Data about app and page elements
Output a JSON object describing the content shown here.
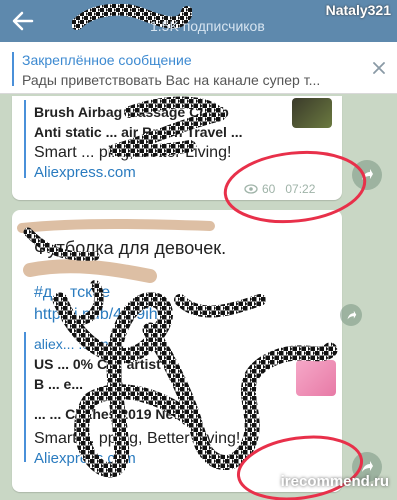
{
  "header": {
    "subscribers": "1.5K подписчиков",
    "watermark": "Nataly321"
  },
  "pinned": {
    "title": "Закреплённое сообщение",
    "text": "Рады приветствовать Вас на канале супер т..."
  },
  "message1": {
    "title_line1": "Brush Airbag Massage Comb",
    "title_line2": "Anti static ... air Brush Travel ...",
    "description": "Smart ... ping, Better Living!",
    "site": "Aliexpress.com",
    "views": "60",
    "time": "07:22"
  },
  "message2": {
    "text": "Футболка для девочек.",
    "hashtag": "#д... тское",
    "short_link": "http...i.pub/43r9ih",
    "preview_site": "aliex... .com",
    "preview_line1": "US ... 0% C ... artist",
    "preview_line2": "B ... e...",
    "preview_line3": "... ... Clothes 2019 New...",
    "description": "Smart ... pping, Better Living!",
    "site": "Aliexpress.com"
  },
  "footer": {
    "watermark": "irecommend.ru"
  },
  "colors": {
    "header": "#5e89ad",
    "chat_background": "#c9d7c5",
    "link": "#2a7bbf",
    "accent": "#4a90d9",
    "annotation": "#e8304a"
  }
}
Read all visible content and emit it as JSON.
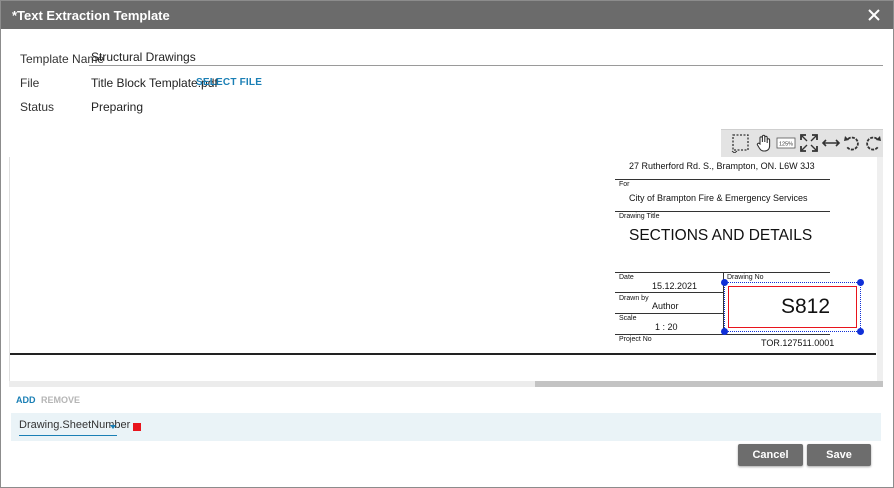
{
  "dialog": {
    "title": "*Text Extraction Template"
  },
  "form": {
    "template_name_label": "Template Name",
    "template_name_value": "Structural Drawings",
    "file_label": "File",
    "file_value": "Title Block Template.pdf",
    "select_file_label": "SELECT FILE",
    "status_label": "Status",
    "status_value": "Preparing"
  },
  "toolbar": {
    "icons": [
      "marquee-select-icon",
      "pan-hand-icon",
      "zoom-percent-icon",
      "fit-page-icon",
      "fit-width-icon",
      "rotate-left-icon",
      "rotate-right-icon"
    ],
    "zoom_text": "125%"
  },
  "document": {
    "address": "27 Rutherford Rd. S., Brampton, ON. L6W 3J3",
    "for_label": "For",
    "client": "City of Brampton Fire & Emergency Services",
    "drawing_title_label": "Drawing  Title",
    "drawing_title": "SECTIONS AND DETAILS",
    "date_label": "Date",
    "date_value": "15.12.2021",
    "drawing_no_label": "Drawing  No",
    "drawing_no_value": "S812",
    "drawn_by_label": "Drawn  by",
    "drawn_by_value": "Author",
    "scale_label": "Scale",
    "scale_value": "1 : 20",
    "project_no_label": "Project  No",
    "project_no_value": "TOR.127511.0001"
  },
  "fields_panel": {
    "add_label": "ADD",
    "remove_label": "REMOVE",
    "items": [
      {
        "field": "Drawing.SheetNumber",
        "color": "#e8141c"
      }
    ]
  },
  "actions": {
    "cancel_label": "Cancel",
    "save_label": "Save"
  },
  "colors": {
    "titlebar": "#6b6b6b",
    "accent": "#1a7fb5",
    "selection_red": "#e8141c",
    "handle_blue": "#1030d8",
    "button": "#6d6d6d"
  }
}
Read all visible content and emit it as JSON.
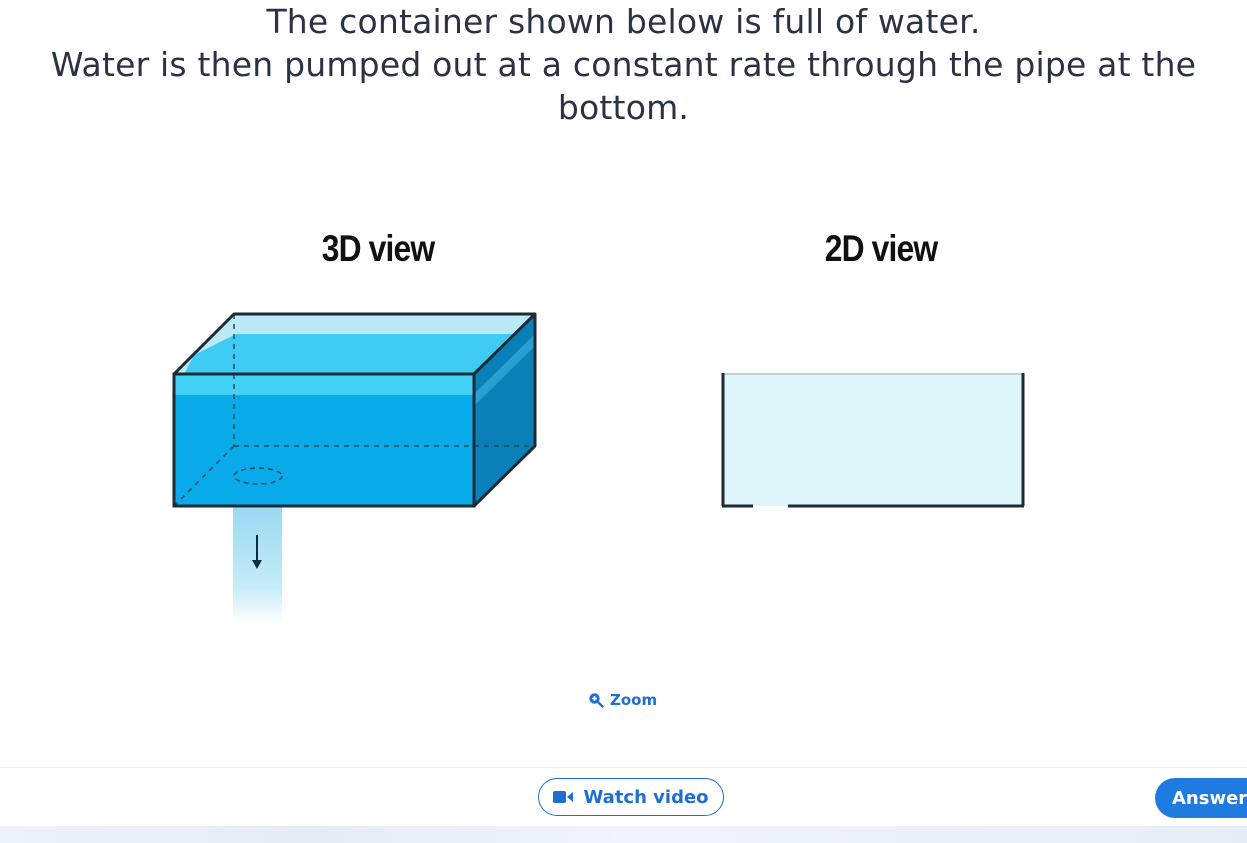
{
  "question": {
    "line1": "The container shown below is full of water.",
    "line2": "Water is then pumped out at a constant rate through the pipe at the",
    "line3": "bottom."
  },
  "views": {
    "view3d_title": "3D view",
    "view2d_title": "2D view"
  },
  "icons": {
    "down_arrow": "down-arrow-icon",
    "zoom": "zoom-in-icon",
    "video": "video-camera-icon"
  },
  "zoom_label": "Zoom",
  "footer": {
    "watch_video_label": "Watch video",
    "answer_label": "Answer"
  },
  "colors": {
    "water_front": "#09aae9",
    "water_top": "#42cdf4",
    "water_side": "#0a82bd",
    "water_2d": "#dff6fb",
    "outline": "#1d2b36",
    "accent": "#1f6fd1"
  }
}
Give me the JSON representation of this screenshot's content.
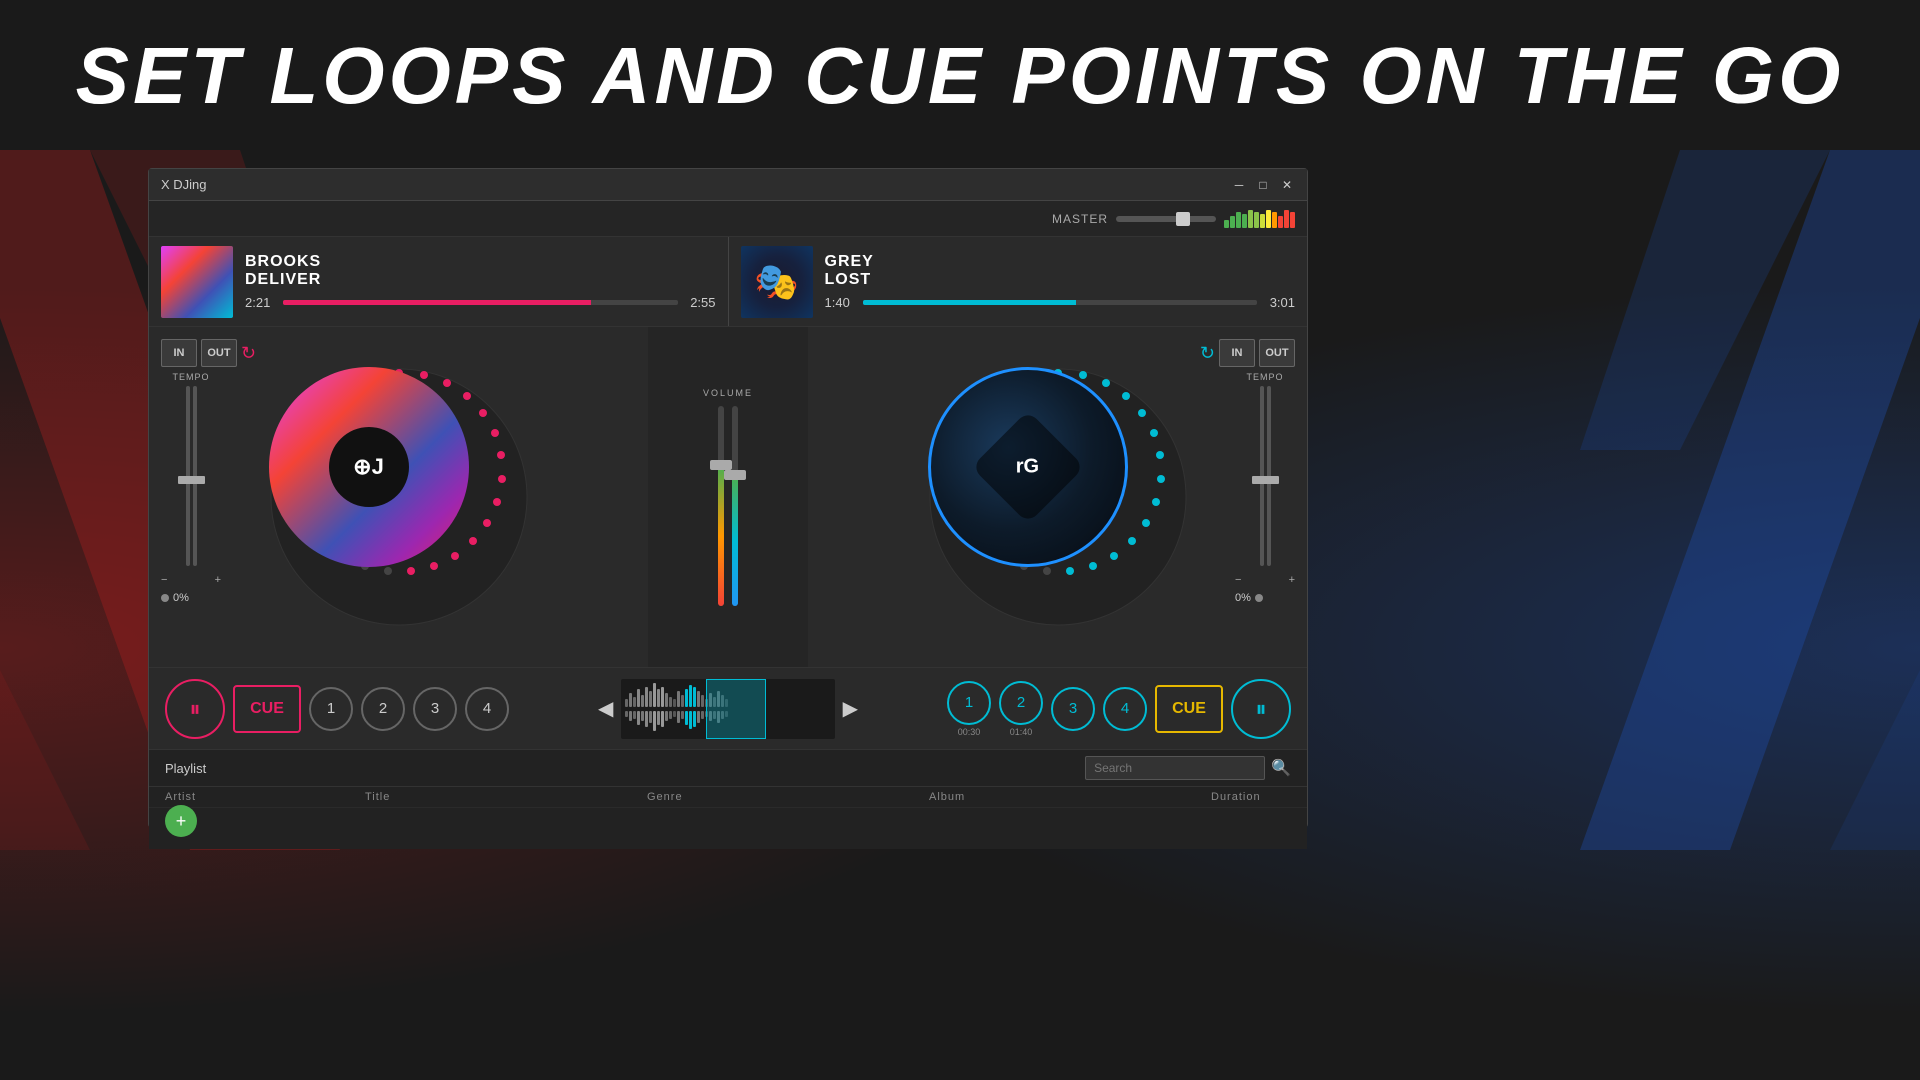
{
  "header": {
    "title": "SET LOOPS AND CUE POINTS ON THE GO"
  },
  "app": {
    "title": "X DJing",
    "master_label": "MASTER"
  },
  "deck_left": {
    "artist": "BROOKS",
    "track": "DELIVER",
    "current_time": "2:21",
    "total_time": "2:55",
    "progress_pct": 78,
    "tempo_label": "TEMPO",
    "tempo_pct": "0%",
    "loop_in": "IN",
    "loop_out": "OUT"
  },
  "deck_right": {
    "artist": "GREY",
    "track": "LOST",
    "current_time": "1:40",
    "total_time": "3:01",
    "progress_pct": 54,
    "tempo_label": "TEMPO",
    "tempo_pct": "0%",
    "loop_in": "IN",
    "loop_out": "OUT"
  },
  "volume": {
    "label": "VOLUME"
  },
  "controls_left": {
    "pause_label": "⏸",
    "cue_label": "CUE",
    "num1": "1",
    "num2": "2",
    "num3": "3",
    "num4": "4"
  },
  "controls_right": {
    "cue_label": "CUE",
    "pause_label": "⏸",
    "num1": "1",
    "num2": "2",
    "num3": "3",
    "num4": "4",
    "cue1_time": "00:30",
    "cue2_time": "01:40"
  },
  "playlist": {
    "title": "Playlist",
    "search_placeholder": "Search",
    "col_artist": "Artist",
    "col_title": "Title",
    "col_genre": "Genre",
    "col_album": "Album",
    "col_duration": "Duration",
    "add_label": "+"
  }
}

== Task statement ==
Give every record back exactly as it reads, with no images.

== Solution to the problem ==
Output a JSON object describing the content shown here.
{
  "header": {
    "subscribers": "1.5K подписчиков",
    "watermark": "Nataly321"
  },
  "pinned": {
    "title": "Закреплённое сообщение",
    "text": "Рады приветствовать Вас на канале супер т..."
  },
  "message1": {
    "title_line1": "Brush Airbag Massage Comb",
    "title_line2": "Anti static ... air Brush Travel ...",
    "description": "Smart ... ping, Better Living!",
    "site": "Aliexpress.com",
    "views": "60",
    "time": "07:22"
  },
  "message2": {
    "text": "Футболка для девочек.",
    "hashtag": "#д... тское",
    "short_link": "http...i.pub/43r9ih",
    "preview_site": "aliex... .com",
    "preview_line1": "US ... 0% C ... artist",
    "preview_line2": "B ... e...",
    "preview_line3": "... ... Clothes 2019 New...",
    "description": "Smart ... pping, Better Living!",
    "site": "Aliexpress.com"
  },
  "footer": {
    "watermark": "irecommend.ru"
  },
  "colors": {
    "header": "#5e89ad",
    "chat_background": "#c9d7c5",
    "link": "#2a7bbf",
    "accent": "#4a90d9",
    "annotation": "#e8304a"
  }
}
Read all visible content and emit it as JSON.
{
  "dialog": {
    "title": "*Text Extraction Template"
  },
  "form": {
    "template_name_label": "Template Name",
    "template_name_value": "Structural Drawings",
    "file_label": "File",
    "file_value": "Title Block Template.pdf",
    "select_file_label": "SELECT FILE",
    "status_label": "Status",
    "status_value": "Preparing"
  },
  "toolbar": {
    "icons": [
      "marquee-select-icon",
      "pan-hand-icon",
      "zoom-percent-icon",
      "fit-page-icon",
      "fit-width-icon",
      "rotate-left-icon",
      "rotate-right-icon"
    ],
    "zoom_text": "125%"
  },
  "document": {
    "address": "27 Rutherford Rd. S., Brampton, ON. L6W 3J3",
    "for_label": "For",
    "client": "City of Brampton Fire & Emergency Services",
    "drawing_title_label": "Drawing  Title",
    "drawing_title": "SECTIONS AND DETAILS",
    "date_label": "Date",
    "date_value": "15.12.2021",
    "drawing_no_label": "Drawing  No",
    "drawing_no_value": "S812",
    "drawn_by_label": "Drawn  by",
    "drawn_by_value": "Author",
    "scale_label": "Scale",
    "scale_value": "1 : 20",
    "project_no_label": "Project  No",
    "project_no_value": "TOR.127511.0001"
  },
  "fields_panel": {
    "add_label": "ADD",
    "remove_label": "REMOVE",
    "items": [
      {
        "field": "Drawing.SheetNumber",
        "color": "#e8141c"
      }
    ]
  },
  "actions": {
    "cancel_label": "Cancel",
    "save_label": "Save"
  },
  "colors": {
    "titlebar": "#6b6b6b",
    "accent": "#1a7fb5",
    "selection_red": "#e8141c",
    "handle_blue": "#1030d8",
    "button": "#6d6d6d"
  }
}
Read all visible content and emit it as JSON.
{
  "question": {
    "line1": "The container shown below is full of water.",
    "line2": "Water is then pumped out at a constant rate through the pipe at the",
    "line3": "bottom."
  },
  "views": {
    "view3d_title": "3D view",
    "view2d_title": "2D view"
  },
  "icons": {
    "down_arrow": "down-arrow-icon",
    "zoom": "zoom-in-icon",
    "video": "video-camera-icon"
  },
  "zoom_label": "Zoom",
  "footer": {
    "watch_video_label": "Watch video",
    "answer_label": "Answer"
  },
  "colors": {
    "water_front": "#09aae9",
    "water_top": "#42cdf4",
    "water_side": "#0a82bd",
    "water_2d": "#dff6fb",
    "outline": "#1d2b36",
    "accent": "#1f6fd1"
  }
}
Give me the JSON representation of this screenshot's content.
{
  "header": {
    "title": "SET LOOPS AND CUE POINTS ON THE GO"
  },
  "app": {
    "title": "X DJing",
    "master_label": "MASTER"
  },
  "deck_left": {
    "artist": "BROOKS",
    "track": "DELIVER",
    "current_time": "2:21",
    "total_time": "2:55",
    "progress_pct": 78,
    "tempo_label": "TEMPO",
    "tempo_pct": "0%",
    "loop_in": "IN",
    "loop_out": "OUT"
  },
  "deck_right": {
    "artist": "GREY",
    "track": "LOST",
    "current_time": "1:40",
    "total_time": "3:01",
    "progress_pct": 54,
    "tempo_label": "TEMPO",
    "tempo_pct": "0%",
    "loop_in": "IN",
    "loop_out": "OUT"
  },
  "volume": {
    "label": "VOLUME"
  },
  "controls_left": {
    "pause_label": "⏸",
    "cue_label": "CUE",
    "num1": "1",
    "num2": "2",
    "num3": "3",
    "num4": "4"
  },
  "controls_right": {
    "cue_label": "CUE",
    "pause_label": "⏸",
    "num1": "1",
    "num2": "2",
    "num3": "3",
    "num4": "4",
    "cue1_time": "00:30",
    "cue2_time": "01:40"
  },
  "playlist": {
    "title": "Playlist",
    "search_placeholder": "Search",
    "col_artist": "Artist",
    "col_title": "Title",
    "col_genre": "Genre",
    "col_album": "Album",
    "col_duration": "Duration",
    "add_label": "+"
  }
}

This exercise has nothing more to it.